Organisms that live in a hypotonic environment such as freshwater, need a way to prevent their cells from taking in too much water by osmosis. A contractile vacuole is a type of vacuole that removes excess water from a cell. Freshwater protists, such as the paramecium shown in the Figure below, have a contractile vacuole. The vacuole is surrounded by several canals, which absorb water by osmosis from the cytoplasm. After the canals fill with water, the water is pumped into the vacuole. When the vacuole is full, it pushes the water out of the cell through a pore.

## Summary

• Osmosis is the diffusion of water.
• In comparing two solutions of unequal solute concentration, the solution with the higher solute concentration is hypertonic, and the solution with the lower concentration is hypotonic. Solutions of equal solute concentration are isotonic.
• A contractile vacuole is a type of vacuole that removes excess water from a cell.

## Review

1. What is osmosis?
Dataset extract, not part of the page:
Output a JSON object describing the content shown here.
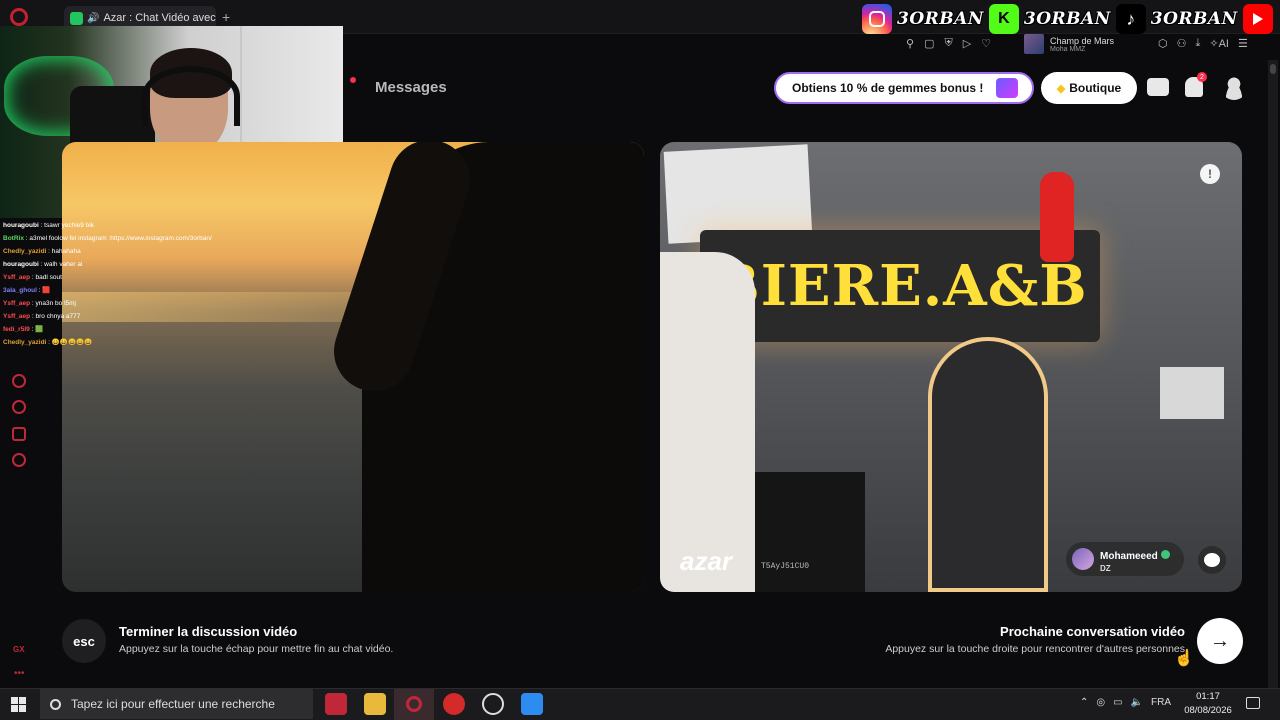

What type of transport is it?
2. How does osmosis differ from diffusion?
3. What happens to red blood cells when placed in a hypotonic solution?
4. What will happen to a salt water fish if placed in fresh water?
 Image Reference Attributions [Figure 1] Credit: Image copyright Lebendkulturen.de, 2014;Hana Zavadska, based on image by Mariana Ruiz Villarreal (LadyofHats) (commons.wikimedia.org/wiki/Fi...embrane-en.svg);By LadyofHats (did it myself based on [1], [2] ,[3] and [4].) [Public domain], via Wikimedia Commons;OpenStax College Source: http://www.shutterstock.com ; CK-12 Foundation ; commons.wikimedia.org/wiki/File:0307_Osmosis.jpg License: License from Shutterstock; CC BY-NC 3.0 [Figure 2] Credit: Mariana Ruiz Villarreal (User:LadyofHats/Wikimedia Commons);User:Pidalka44/Wikimedia Commons;Hana Zavadska, based on image by Mariana Ruiz Villarreal (LadyofHats) (commons.wikimedia.org/wiki/Fi...embrane-en.svg) Source: commons.wikimedia.org/wiki/File:Osmotic_pressure_on_blood_cells_diagram.svg ; commons.wikimedia.org/wiki/File:Turgor_pressure_on_plant_cells_diagram.svg ; commons.wikimedia.org/wiki/File:Semipermeable_membrane.png ; CK-12 Foundation License: Public Domain; CC BY-NC 3.0 [Figure 3] Credit: Flickr:fickleandfreckled;User:Pidalka44/Wikimedia Commons;Hana Zavadska, based on image by Mariana Ruiz Villarreal (LadyofHats) (commons.wikimedia.org/wiki/Fi...embrane-en.svg) Source: http://www.flickr.com/photos/fickleandfreckled/7980692858/ ; commons.wikimedia.org/wiki/File:Semipermeable_membrane.png ; CK-12 Foundation License: CC BY 2.0; Public Domain; CC BY-NC 3.0 [Figure 4] Credit: Image copyright Lebendkulturen.de, 2014;User:Pidalka44/Wikimedia Commons;Hana Zavadska, based on image by Mariana Ruiz Villarreal (LadyofHats) (commons.wikimedia.org/wiki/Fi...embrane-en.svg) Source: http://www.shutterstock.com ; commons.wikimedia.org/wiki/File:Semipermeable_membrane.png ; CK-12 Foundation License: License from Shutterstock; Public Domain; CC BY-NC 3.0